"Caucasia," by Danzy Senna

This coming of age story about two sisters and their Black father and White mother, set in the turbulent 1970s, is personally familiar and poetically written. It’s a story about identity, longing and belonging, loss and connection to those with whom we’re closest. It’s one of those books I recommended to dozens of people after first reading it. Powerful, delightful, and sharp.

"The Black Maria," by Aracelis Girmay

Girmay’s poetry (and prose) speaks to my core. Her lines flow like water, it ebbs and flows and finds places to settle or surge.

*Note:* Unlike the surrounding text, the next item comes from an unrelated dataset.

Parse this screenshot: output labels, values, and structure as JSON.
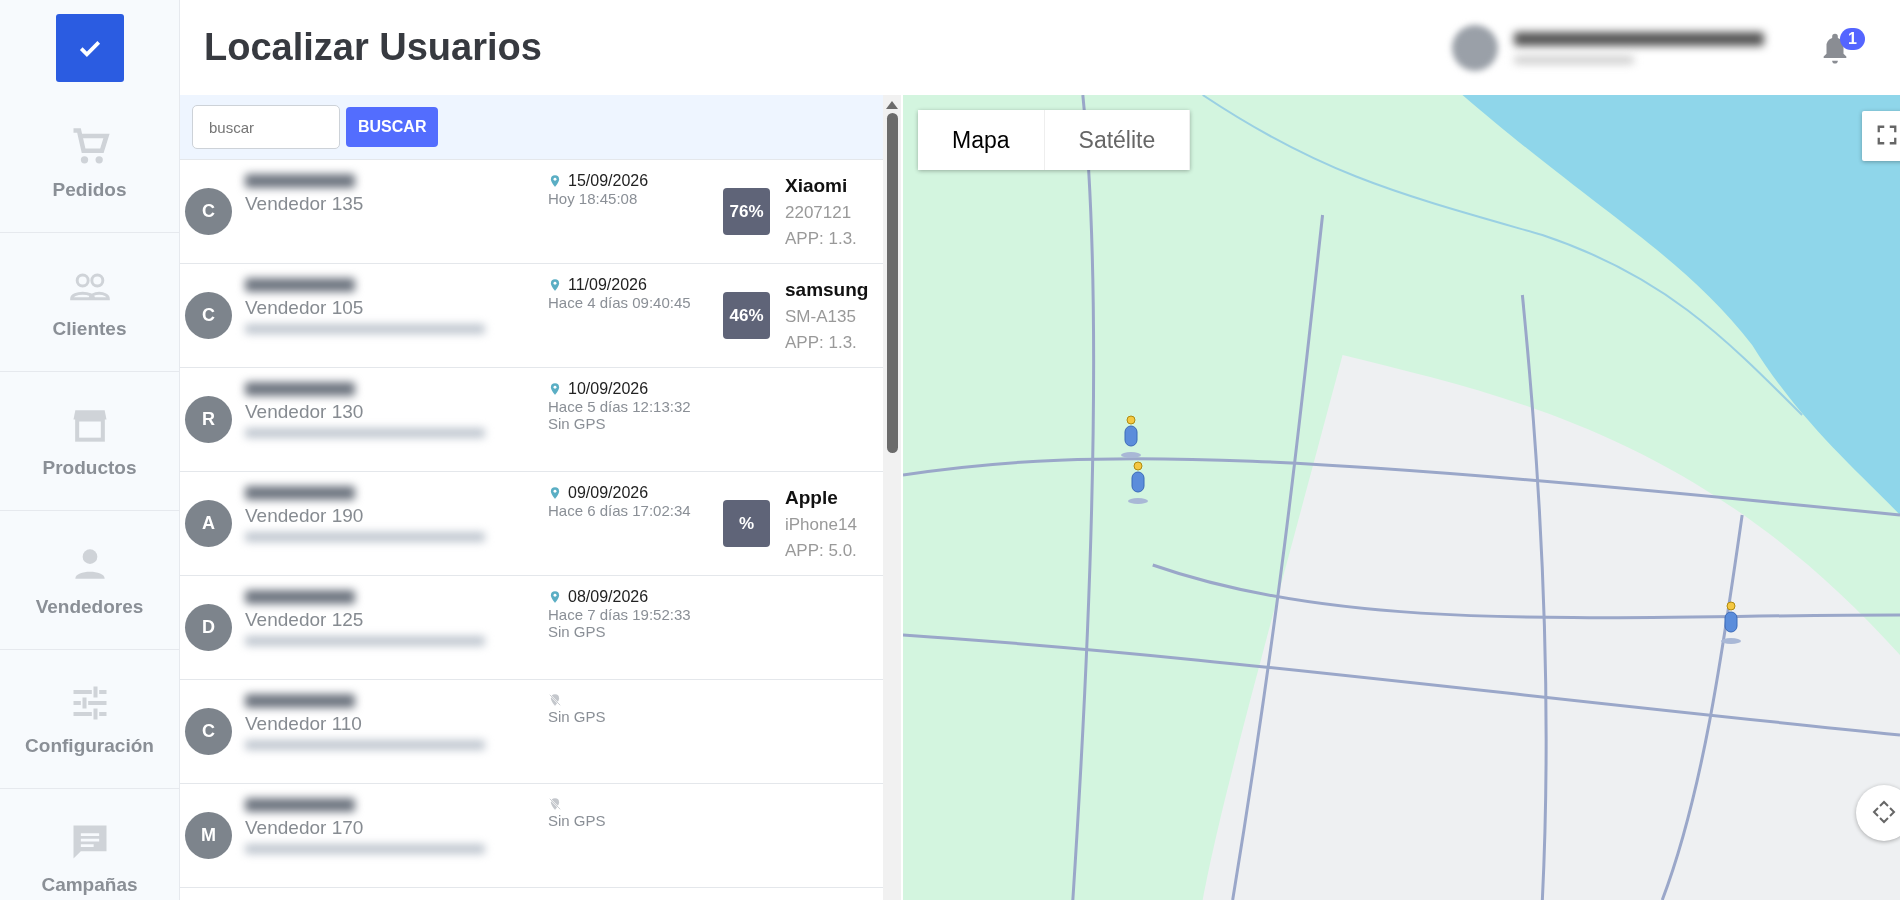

She manages to tread lightly on the quicksand-air of heavy themes like police violence against Black people while making thunder with her words. One poem is inspired by actual events experienced by Neil deGrasse Tyson, a black astrophysicist who was “Confronted by police on more than one occasion when he was on his way to study stars.”

Additional works that have drawn me in to a deeper, truer, stronger version of myself – and which might do the same for others – are "The Selected Works of Audre Lorde," edited by Roxane Gay, and "Cries of the Spirit," by Marilyn Sewell.


Spring 2024 Artist in Residence Programs: 

Nji has several Artist in Residence programs still to come this spring. They may be found on the library’s online calendar,, and in the spring issue of OPEN+ magazine, available at both library locations. Pieces created during the programs may be featured as part of Nji’s “The People’s Poetics” project in one of the library’s gallery spaces this summer. 

Craft Your Cover 

Book covers can draw us into a story or remain with us long after the details of the story have faded. Create a unique art piece using recycled materials inspired by the cover of your favorite book. We’ll provide the materials, while you bring the book or a picture of the cover and join others in your community for this program.  

Friday, May 17, 3-4 pm, Downtown Library, Beems A 


Text Threads

Every day we write our stories through the text messages we send each other. Nji will guide you as you create poetry from your personal text threads and collaborate on a mural. 

Saturday, May 4, 10-11 am 

Downtown Library Beems Auditorium 


Cover to Cover 

During this drop-in program, visit with the artist and view her artistic process as she creates a book cover inspired by her work and the connections she’s made with patrons during the library’s residency program. 

Thursday, May 2, 5:30-6:30 pm 

Downtown Library, Commons 


The People's Poetics Gallery Opening 

Celebrate the grand opening of “The People’s Poetics” project featuring work by Nji and library patrons. Visit with the artist and explore the convergence of art and poetry – of individual story and the stories in the library—in this new exhibit. 

Saturday, May 25, 10-11 am 

Downtown Library, Third Floor Gallery